- **Exercise objective**: Lines in the following data that contain the string "flag" are to be counted. Report only their number.

- **Dataset entries**:

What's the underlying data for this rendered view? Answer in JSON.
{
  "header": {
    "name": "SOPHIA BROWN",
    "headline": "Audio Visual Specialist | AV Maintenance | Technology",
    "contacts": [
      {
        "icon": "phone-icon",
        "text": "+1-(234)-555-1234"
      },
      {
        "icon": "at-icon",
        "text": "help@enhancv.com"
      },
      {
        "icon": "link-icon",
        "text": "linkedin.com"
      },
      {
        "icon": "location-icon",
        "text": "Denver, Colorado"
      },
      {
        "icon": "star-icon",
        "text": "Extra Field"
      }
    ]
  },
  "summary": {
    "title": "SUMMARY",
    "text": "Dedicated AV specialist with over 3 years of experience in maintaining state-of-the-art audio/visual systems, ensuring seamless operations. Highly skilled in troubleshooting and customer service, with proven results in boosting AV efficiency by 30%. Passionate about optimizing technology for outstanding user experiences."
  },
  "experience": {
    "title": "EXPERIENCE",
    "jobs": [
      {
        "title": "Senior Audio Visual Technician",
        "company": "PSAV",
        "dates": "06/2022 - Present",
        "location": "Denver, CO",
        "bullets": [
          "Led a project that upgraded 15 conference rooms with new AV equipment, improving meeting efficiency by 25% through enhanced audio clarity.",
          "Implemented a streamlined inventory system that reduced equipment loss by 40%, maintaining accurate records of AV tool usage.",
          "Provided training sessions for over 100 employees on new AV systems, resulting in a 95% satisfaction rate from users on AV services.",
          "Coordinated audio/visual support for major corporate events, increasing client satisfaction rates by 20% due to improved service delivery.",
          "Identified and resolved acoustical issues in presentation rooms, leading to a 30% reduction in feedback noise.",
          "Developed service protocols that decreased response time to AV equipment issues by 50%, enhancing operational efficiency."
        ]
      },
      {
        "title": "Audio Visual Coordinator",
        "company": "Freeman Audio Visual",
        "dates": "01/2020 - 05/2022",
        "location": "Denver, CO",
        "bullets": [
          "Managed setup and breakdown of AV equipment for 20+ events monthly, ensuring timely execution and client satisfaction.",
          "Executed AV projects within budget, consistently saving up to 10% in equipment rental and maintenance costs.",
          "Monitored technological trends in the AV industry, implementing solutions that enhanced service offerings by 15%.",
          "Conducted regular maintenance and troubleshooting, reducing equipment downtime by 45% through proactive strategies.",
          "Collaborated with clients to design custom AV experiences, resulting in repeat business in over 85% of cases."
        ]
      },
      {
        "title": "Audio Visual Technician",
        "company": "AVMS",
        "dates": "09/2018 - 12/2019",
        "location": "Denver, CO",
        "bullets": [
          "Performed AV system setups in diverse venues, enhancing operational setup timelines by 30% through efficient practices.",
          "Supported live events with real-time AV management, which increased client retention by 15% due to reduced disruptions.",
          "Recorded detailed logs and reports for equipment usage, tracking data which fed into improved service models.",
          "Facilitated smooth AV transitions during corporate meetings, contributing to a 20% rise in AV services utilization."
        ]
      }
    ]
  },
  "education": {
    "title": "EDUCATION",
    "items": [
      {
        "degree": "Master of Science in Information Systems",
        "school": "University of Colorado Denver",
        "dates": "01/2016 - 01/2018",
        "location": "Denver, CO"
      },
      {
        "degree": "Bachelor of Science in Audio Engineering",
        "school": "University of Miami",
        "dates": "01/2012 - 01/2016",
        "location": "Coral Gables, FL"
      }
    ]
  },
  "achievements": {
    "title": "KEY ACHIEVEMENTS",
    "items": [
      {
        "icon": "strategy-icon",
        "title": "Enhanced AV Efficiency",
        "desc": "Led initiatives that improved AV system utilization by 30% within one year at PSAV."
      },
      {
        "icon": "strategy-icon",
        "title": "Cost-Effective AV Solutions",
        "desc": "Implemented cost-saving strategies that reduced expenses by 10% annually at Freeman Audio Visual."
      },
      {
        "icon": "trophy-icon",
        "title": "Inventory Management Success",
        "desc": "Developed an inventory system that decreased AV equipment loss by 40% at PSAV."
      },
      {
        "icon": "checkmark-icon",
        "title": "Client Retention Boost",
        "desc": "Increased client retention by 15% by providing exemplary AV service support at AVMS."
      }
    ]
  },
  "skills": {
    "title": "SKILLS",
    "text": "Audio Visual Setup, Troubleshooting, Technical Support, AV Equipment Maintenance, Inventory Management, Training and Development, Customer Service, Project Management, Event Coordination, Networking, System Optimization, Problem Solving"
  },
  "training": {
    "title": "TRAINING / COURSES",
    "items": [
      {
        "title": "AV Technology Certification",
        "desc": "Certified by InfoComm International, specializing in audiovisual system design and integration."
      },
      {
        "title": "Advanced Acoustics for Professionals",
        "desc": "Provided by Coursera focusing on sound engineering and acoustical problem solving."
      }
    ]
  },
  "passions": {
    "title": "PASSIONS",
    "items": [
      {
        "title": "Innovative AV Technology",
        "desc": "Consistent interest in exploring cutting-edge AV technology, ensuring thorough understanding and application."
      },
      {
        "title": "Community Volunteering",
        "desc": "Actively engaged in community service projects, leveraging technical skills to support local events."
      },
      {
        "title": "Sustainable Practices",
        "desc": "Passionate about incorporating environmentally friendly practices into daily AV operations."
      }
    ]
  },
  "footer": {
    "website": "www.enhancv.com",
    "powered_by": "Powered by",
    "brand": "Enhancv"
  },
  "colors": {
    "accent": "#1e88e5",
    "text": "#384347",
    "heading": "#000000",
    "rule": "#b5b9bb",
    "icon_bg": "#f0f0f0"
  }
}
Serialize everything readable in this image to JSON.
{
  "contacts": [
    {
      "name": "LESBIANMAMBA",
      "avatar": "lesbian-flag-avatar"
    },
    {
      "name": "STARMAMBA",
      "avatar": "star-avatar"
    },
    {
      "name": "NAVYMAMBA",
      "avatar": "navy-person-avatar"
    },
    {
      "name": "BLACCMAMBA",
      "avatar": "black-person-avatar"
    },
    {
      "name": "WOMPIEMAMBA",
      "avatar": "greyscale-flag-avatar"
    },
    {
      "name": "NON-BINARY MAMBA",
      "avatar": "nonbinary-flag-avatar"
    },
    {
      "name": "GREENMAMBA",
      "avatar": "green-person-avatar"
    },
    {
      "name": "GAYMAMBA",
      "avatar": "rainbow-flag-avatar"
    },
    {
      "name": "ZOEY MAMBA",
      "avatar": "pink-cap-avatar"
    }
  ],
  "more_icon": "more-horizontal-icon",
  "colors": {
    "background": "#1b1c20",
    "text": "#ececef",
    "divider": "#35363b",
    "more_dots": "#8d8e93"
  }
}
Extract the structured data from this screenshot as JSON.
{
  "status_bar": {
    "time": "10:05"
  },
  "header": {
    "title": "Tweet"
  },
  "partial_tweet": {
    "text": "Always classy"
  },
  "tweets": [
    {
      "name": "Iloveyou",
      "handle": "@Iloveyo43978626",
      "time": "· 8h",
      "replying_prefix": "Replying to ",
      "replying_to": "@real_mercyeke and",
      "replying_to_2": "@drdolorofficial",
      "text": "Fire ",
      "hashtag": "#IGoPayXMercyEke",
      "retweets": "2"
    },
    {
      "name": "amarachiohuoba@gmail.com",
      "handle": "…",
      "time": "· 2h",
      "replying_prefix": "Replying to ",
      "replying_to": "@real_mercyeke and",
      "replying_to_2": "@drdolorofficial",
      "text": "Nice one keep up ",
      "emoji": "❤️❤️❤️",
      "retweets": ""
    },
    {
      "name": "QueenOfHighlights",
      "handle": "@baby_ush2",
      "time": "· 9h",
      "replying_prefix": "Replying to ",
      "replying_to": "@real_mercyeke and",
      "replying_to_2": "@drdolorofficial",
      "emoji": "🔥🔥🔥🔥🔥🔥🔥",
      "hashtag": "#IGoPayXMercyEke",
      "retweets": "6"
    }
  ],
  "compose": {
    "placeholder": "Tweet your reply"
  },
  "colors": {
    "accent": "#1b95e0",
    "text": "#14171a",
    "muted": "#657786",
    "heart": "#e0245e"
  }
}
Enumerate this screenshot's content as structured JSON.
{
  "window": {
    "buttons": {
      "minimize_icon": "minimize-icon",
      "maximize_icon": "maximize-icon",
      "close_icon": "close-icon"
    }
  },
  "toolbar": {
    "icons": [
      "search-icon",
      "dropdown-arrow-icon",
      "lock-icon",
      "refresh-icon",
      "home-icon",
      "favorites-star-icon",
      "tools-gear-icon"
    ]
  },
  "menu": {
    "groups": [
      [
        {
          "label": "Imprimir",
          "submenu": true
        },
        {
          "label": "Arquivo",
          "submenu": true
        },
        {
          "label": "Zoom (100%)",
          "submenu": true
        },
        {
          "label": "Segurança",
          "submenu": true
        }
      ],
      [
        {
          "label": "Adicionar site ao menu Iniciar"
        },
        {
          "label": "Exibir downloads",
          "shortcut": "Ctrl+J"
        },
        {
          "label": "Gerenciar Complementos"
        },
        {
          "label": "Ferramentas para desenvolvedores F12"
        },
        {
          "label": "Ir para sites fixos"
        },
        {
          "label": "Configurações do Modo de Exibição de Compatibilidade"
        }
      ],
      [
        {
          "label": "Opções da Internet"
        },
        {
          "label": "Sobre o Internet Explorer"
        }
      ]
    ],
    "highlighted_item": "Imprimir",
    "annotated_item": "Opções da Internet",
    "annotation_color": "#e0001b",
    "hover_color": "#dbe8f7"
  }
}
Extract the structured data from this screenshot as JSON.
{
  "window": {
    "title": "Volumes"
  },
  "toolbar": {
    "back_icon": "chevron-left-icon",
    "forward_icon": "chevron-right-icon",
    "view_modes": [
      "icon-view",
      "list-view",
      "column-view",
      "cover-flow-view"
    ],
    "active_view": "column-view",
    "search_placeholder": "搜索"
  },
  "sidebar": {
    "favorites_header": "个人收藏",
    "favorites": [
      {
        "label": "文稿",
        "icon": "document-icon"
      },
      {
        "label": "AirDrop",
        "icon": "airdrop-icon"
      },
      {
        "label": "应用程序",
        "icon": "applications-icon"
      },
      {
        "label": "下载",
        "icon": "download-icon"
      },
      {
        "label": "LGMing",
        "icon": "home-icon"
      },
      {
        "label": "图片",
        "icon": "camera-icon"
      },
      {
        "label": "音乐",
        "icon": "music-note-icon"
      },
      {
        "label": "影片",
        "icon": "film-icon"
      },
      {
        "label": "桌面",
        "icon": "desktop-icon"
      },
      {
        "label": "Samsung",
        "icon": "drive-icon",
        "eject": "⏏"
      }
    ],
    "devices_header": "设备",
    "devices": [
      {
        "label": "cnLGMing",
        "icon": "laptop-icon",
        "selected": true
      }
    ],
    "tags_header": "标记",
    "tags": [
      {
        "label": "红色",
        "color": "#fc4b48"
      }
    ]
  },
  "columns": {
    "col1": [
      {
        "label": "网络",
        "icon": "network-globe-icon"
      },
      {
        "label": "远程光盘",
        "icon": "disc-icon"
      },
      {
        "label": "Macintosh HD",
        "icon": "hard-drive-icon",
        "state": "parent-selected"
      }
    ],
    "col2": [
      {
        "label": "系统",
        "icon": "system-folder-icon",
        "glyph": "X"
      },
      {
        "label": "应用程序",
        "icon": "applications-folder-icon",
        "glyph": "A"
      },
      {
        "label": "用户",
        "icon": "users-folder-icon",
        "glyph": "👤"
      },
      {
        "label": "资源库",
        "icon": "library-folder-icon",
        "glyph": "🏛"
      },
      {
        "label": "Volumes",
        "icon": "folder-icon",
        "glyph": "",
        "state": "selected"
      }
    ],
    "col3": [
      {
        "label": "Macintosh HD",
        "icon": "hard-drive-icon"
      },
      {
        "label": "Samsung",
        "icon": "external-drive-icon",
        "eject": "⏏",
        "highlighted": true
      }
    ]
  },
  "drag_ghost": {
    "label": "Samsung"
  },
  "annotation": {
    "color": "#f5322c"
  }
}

- **Response**: 4